**YOUR TASK:** For each line of the listing that includes the word "CurrentControlSet", show the whole line.

##### DATA PROVIDED

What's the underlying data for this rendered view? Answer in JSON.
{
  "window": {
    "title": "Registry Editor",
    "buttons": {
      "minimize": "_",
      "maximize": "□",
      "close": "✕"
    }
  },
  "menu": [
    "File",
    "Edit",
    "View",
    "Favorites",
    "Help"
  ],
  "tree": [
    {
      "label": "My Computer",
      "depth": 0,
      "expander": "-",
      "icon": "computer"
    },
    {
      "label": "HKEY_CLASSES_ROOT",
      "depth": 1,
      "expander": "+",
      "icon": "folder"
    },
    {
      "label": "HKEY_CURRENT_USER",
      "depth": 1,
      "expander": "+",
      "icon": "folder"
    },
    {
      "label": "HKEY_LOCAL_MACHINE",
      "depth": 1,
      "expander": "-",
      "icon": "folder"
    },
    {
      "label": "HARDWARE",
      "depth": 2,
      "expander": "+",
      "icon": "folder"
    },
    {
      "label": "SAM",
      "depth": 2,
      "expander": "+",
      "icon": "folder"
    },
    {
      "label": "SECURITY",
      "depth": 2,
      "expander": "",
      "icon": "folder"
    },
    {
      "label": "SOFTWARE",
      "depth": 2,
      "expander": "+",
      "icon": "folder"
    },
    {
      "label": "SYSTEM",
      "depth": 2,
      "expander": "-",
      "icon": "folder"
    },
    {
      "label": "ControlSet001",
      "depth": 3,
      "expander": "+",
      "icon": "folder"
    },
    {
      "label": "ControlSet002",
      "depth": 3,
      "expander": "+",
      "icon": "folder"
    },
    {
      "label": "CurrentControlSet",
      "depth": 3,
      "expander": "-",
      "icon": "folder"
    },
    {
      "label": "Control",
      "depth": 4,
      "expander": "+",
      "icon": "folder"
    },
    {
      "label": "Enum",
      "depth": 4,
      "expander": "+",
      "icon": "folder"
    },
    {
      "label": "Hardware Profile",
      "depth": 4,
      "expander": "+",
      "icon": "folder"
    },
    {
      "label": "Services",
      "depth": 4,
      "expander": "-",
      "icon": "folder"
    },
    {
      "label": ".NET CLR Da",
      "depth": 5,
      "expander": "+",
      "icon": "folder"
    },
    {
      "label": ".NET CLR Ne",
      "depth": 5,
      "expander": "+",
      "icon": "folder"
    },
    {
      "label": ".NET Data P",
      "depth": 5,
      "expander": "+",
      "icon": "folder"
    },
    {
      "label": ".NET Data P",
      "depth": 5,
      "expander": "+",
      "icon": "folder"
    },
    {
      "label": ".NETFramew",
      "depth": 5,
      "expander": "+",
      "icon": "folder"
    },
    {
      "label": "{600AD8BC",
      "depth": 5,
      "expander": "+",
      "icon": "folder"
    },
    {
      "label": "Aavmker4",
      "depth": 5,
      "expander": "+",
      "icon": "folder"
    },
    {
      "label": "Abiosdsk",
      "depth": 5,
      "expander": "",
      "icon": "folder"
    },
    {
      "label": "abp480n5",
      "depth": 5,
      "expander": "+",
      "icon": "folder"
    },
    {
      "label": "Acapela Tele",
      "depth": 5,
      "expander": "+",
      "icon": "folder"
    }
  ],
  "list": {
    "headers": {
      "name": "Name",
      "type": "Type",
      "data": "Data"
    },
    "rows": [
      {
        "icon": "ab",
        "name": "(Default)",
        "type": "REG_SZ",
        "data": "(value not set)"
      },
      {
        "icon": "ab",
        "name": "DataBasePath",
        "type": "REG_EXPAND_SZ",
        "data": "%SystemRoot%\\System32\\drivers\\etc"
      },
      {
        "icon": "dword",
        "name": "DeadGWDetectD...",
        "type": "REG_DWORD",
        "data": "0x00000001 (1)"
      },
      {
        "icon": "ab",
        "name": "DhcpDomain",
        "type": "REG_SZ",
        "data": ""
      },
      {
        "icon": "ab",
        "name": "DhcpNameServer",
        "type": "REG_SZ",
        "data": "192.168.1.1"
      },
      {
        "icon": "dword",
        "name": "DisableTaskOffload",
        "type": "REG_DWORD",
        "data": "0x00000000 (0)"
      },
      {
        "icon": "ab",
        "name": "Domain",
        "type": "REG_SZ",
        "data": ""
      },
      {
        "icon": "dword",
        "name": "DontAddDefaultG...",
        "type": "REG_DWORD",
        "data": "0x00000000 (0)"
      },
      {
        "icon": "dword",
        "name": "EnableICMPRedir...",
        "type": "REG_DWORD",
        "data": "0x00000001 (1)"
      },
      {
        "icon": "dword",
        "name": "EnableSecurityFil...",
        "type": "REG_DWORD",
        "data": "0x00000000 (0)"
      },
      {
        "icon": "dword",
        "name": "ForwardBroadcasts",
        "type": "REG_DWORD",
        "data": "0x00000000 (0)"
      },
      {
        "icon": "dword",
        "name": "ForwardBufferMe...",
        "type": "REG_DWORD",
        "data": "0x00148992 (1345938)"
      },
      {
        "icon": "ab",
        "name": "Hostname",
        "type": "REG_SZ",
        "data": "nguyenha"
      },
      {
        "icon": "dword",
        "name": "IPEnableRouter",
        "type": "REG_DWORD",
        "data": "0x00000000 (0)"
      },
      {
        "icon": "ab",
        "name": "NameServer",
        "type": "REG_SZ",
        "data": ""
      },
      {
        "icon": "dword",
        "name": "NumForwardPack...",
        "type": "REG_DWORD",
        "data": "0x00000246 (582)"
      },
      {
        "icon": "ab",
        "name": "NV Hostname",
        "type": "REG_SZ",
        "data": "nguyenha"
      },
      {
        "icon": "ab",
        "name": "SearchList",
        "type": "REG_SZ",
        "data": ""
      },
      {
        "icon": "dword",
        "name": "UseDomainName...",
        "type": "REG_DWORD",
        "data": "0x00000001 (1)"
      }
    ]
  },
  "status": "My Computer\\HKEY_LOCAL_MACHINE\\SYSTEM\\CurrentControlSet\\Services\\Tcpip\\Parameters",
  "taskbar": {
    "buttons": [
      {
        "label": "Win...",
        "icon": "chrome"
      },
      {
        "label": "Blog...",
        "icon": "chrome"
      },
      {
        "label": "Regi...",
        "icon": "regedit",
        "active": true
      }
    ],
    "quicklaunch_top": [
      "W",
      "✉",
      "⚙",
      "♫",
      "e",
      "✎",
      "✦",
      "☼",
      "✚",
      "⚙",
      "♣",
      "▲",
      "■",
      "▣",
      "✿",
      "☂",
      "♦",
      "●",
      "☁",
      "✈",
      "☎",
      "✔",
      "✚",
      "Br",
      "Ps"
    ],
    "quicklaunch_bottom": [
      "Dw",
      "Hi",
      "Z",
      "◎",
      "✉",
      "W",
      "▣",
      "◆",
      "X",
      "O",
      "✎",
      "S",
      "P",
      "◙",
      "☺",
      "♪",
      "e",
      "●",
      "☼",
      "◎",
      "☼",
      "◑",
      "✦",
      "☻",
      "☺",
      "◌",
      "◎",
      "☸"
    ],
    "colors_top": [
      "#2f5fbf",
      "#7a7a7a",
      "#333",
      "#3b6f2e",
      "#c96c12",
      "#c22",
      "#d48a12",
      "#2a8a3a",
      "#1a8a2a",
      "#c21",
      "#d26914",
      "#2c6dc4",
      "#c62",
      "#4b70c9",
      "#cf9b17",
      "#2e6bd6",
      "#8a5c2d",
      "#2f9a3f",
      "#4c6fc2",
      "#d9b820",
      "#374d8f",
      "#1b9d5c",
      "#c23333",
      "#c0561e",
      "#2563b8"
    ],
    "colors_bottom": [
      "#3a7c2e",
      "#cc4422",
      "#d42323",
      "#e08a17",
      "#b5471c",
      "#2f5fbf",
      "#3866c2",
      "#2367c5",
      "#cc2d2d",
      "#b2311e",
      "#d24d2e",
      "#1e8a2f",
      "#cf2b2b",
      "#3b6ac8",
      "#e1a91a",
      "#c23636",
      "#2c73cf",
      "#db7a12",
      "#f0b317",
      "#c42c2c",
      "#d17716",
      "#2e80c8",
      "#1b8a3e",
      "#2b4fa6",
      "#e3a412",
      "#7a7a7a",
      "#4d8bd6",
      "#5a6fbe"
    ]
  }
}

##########

**ANSWER SECTION:**
      "label": "CurrentControlSet",
  "status": "My Computer\\HKEY_LOCAL_MACHINE\\SYSTEM\\CurrentControlSet\\Services\\Tcpip\\Parameters",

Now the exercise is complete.